Fabriq, a progressive pop duo comprised of LA natives Daniel Dávila and Cooper Bell, released three singles in their first year as collaborators and racked up millions of impressions, 1.3m video views, 500k+ Spotify streams, and 73k+ Soundcloud streams.
Today, they’re premiering their new video for the single “Outside In,” from their upcoming self-titled EP out April 11th, via BlackBook. They say “the song itself decisively harkens back to the best of ’80s soul-funk-pop, and could almost be mistaken for, say, Earth, Wind & Fire… with a little of that George Michael suaveness thrown in.”
In addition to their work as a duo, Daniel and Cooper both work as songwriters and musicians in collaboration with other artists and have performed on stage alongside Stevie Wonder, Gladys Knight, Little Big Town, and Hunter Hayes.

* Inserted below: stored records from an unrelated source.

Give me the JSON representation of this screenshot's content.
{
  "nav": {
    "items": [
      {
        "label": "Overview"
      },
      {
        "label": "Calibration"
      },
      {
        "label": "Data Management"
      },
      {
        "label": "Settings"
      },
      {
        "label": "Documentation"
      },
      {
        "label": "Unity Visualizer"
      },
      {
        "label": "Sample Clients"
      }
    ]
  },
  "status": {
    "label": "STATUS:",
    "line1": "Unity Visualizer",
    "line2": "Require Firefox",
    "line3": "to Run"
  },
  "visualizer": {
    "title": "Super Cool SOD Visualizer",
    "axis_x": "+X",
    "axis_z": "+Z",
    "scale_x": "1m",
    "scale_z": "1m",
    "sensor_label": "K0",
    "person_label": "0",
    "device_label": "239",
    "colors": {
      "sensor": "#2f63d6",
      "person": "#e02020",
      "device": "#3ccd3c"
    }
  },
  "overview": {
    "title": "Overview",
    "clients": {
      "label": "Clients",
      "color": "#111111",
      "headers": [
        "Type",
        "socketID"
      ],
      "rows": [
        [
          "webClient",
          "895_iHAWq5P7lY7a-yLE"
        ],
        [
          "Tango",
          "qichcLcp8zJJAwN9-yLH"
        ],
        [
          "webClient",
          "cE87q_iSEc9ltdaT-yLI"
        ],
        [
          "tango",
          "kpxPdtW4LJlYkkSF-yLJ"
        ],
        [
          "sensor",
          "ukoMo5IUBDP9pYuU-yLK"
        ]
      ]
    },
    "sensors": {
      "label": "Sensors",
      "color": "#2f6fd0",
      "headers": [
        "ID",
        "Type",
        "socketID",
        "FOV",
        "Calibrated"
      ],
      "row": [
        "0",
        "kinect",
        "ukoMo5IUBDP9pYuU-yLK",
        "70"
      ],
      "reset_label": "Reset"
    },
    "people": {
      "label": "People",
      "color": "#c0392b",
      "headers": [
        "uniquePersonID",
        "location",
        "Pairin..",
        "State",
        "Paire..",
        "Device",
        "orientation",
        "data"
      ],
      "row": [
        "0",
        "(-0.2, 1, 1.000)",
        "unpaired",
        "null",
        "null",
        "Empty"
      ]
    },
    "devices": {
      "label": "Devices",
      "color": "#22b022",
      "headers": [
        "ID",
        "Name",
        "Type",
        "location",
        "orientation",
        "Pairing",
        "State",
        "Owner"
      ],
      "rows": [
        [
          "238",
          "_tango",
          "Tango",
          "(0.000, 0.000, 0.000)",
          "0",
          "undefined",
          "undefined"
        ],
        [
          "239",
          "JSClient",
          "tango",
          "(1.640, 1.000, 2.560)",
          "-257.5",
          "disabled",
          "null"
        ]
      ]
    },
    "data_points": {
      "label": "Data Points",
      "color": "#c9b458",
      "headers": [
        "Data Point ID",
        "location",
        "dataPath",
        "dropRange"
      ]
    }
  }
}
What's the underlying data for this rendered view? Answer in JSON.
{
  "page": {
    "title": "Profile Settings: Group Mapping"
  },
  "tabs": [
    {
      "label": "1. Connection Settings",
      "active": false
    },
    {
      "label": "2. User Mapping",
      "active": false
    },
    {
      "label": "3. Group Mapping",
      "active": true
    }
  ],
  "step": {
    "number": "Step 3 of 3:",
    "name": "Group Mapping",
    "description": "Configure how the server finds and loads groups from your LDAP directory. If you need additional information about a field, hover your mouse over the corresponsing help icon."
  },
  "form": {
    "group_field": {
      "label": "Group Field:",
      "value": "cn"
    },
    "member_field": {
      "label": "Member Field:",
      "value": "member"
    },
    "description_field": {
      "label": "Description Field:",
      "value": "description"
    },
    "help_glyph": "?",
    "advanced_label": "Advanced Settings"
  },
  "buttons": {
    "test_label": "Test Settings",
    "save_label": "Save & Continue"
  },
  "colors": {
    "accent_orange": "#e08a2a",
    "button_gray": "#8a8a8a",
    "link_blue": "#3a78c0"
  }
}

They opened for Grammy-nominated act, Coastcity, at the Echoplex in 2018. In contrast with other pop artists, Daniel and Cooper are very DIY, from songwriting to co-producing their material.

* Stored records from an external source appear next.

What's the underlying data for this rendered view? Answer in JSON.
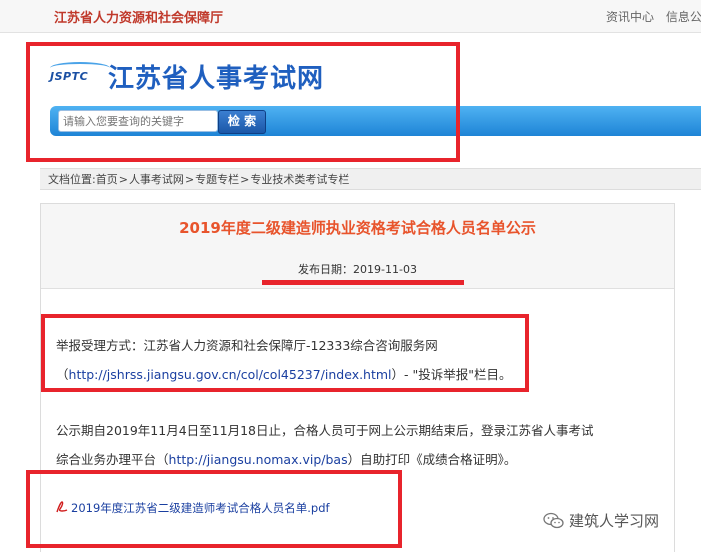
{
  "top": {
    "org_name": "江苏省人力资源和社会保障厅",
    "nav": [
      "资讯中心",
      "信息公开"
    ]
  },
  "header": {
    "logo_abbr": "JSPTC",
    "site_title": "江苏省人事考试网",
    "search_placeholder": "请输入您要查询的关键字",
    "search_button": "检 索"
  },
  "breadcrumb": {
    "prefix": "文档位置:",
    "items": [
      "首页",
      "人事考试网",
      "专题专栏",
      "专业技术类考试专栏"
    ],
    "sep": ">"
  },
  "article": {
    "title": "2019年度二级建造师执业资格考试合格人员名单公示",
    "date_label": "发布日期：",
    "date": "2019-11-03",
    "report": {
      "line1": "举报受理方式：江苏省人力资源和社会保障厅-12333综合咨询服务网",
      "paren_open": "（",
      "url": "http://jshrss.jiangsu.gov.cn/col/col45237/index.html",
      "line2_tail": "）- \"投诉举报\"栏目。"
    },
    "notice": {
      "line1": "公示期自2019年11月4日至11月18日止，合格人员可于网上公示期结束后，登录江苏省人事考试",
      "line2_head": "综合业务办理平台（",
      "url": "http://jiangsu.nomax.vip/bas",
      "line2_tail": "）自助打印《成绩合格证明》。"
    },
    "attachment": "2019年度江苏省二级建造师考试合格人员名单.pdf"
  },
  "watermark": "建筑人学习网",
  "colors": {
    "accent_red": "#e8242c",
    "title_orange": "#e8542c",
    "link_blue": "#1a3fa0"
  }
}
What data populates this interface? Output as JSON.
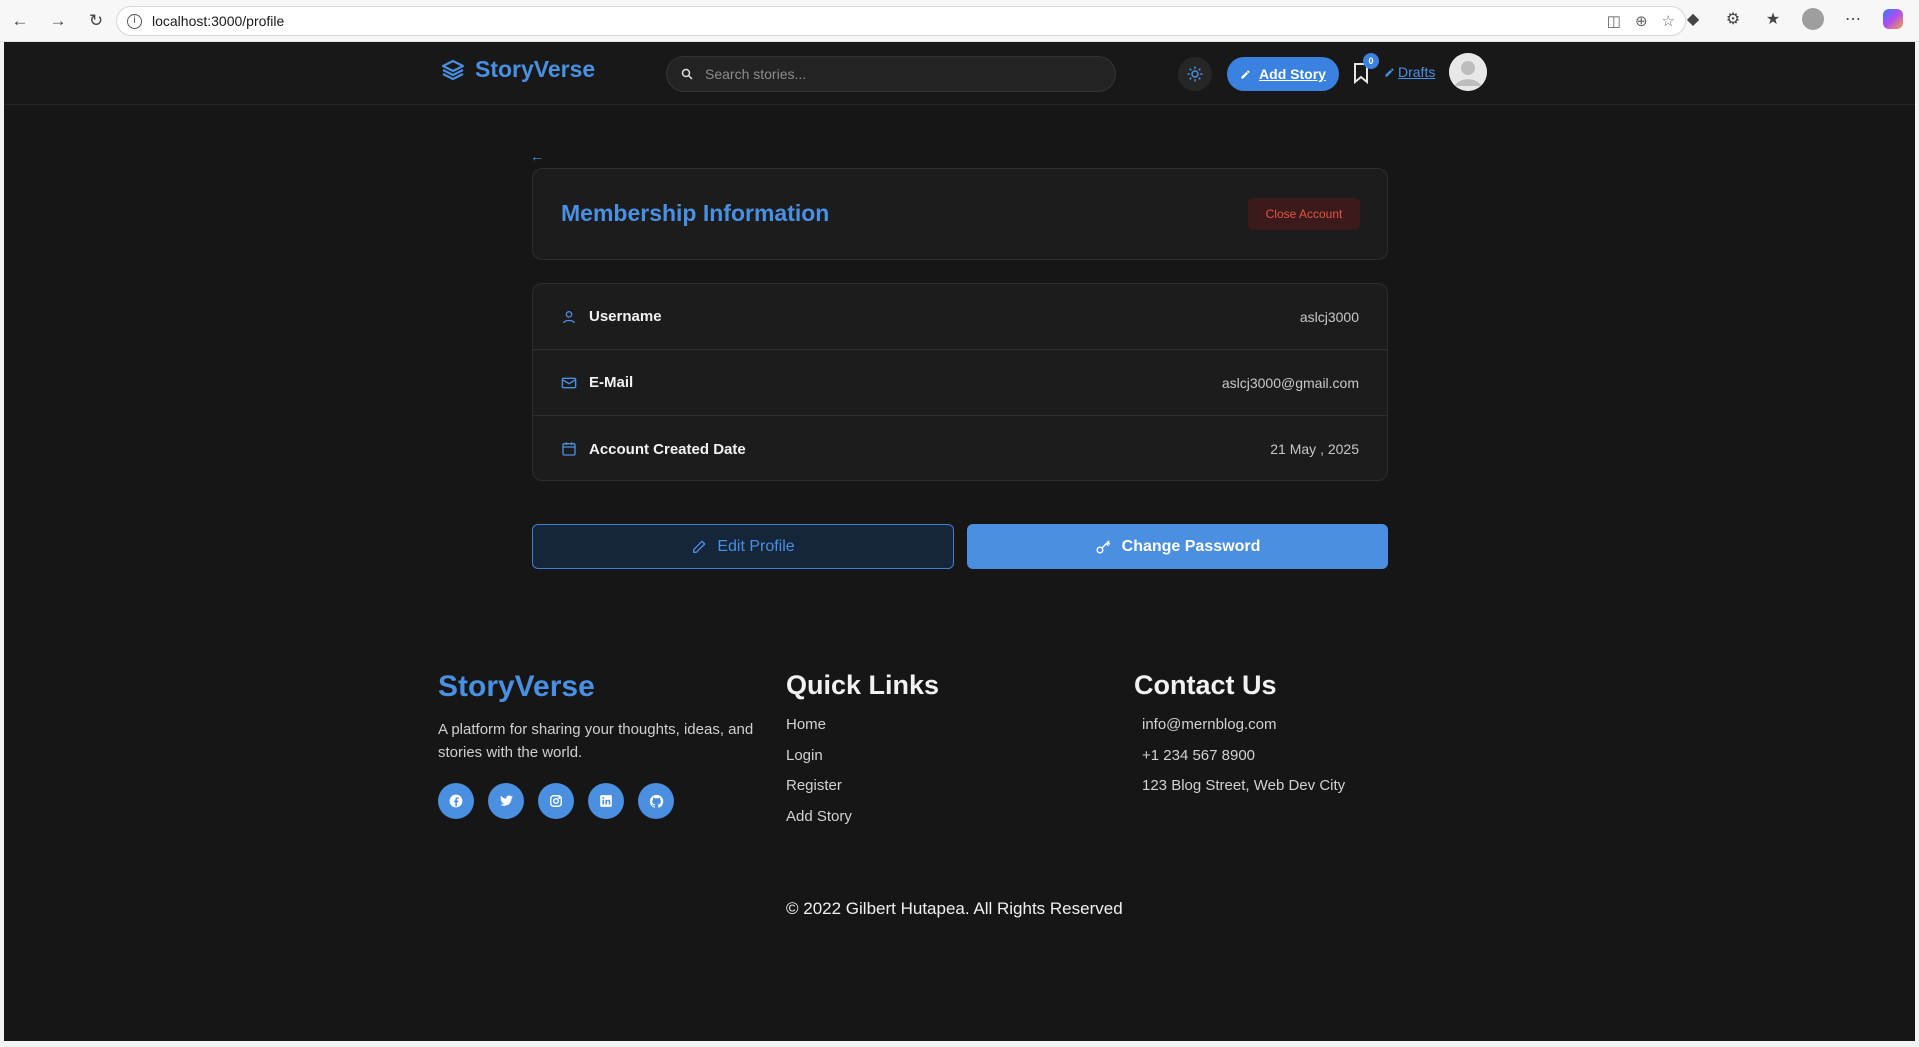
{
  "browser": {
    "url": "localhost:3000/profile"
  },
  "navbar": {
    "brand": "StoryVerse",
    "search_placeholder": "Search stories...",
    "add_story_label": "Add Story",
    "bookmark_count": "0",
    "drafts_label": "Drafts"
  },
  "membership": {
    "title": "Membership Information",
    "close_account_label": "Close Account",
    "rows": [
      {
        "label": "Username",
        "value": "aslcj3000",
        "icon": "user-icon"
      },
      {
        "label": "E-Mail",
        "value": "aslcj3000@gmail.com",
        "icon": "mail-icon"
      },
      {
        "label": "Account Created Date",
        "value": "21 May , 2025",
        "icon": "calendar-icon"
      }
    ]
  },
  "actions": {
    "edit_profile_label": "Edit Profile",
    "change_password_label": "Change Password"
  },
  "footer": {
    "brand": "StoryVerse",
    "description": "A platform for sharing your thoughts, ideas, and stories with the world.",
    "socials": [
      "facebook-icon",
      "twitter-icon",
      "instagram-icon",
      "linkedin-icon",
      "github-icon"
    ],
    "quick_links_title": "Quick Links",
    "quick_links": [
      "Home",
      "Login",
      "Register",
      "Add Story"
    ],
    "contact_title": "Contact Us",
    "contact": [
      "info@mernblog.com",
      "+1 234 567 8900",
      "123 Blog Street, Web Dev City"
    ],
    "copyright": "© 2022 Gilbert Hutapea. All Rights Reserved"
  },
  "colors": {
    "accent": "#4a90e2",
    "background": "#161616",
    "card": "#1c1c1c",
    "danger": "#e5534b"
  }
}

Both are multi-instrumentalists, songwriters, and producers. Daniel specializes in vocals, guitar, bass, and Latin percussion, while Cooper specializes in vocals, drums, and keyboards.
Inspired by the likes of Maroon 5, Bruno Mars, and Jamiroquai along with stylistic contributions of the ’70s and ’80s artists such as Prince and Michael Jackson, “Outside In” is an instant hook and radiates a flirtatious vibe with their high-pitched vocals, funky guitars, and its alternating stop/start pacing.

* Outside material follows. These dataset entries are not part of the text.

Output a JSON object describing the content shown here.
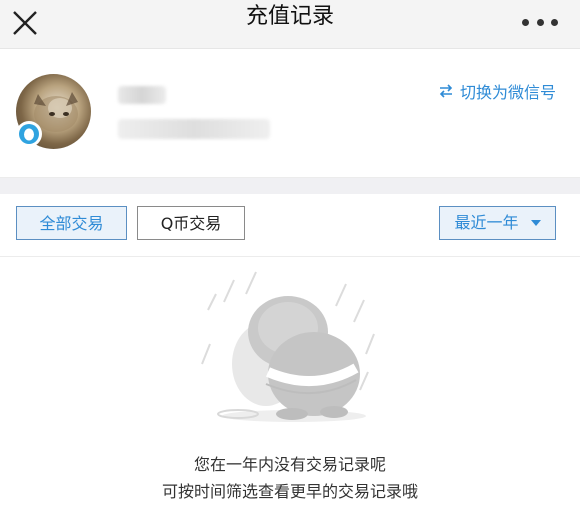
{
  "header": {
    "title": "充值记录",
    "close_icon": "close-icon",
    "more_icon": "more-dots-icon"
  },
  "profile": {
    "switch_label": "切换为微信号",
    "switch_icon": "swap-arrows-icon",
    "badge_icon": "qq-penguin-icon"
  },
  "filters": {
    "all_label": "全部交易",
    "qb_label": "Q币交易",
    "range_label": "最近一年"
  },
  "empty_state": {
    "line1": "您在一年内没有交易记录呢",
    "line2": "可按时间筛选查看更早的交易记录哦"
  },
  "colors": {
    "accent": "#2f8bd6",
    "chip_fill": "#eaf2fa"
  }
}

Seamlessly blending heartfelt neo-soul, colorful disco, and flaming dance-pop, it’s an addictive track blistering with irresistibly warped bounces. It follows previous videos “Serotonin” and “Get Behind the Feeling,” which function as bookends to the EP’s storyline about love and dating in contemporary times.
Lyrically, the song tackles the ambivalence of getting into a relationship despite you knowing it’s not right. “Hold me like a dessert ya never meant to eat/ but you can’t ignore a sweet,” they croon. It is a continuation of the narrative that begins with “Serotonin,” which explores the complications of loving an addict and concludes with “Get Behind the Feeling,” which chronicles the end of the affair. The jubilant energy, catchy hooks, sparkling harmonies, and conceptual lyricism on “Outside In” are all Fabriq hallmarks.
In the playful video for the song, Daniel and Cooper are seen in adjacent spaces with back-to-back monitors in the center. “We wanted to play with the idea of outside in and inside out, and use the TV as a portal into each other’s worlds,” Fabriq explains.
“This concept is also related to what ‘Fabriq’ means. The TV, in this case, is the Fabriq, or connection, between the audience and the performer. In the beginning, Daniel is clearly the performer, and Cooper is the audience. By the end of the video, the roles are reversed, and Cooper is trapped inside the TV.”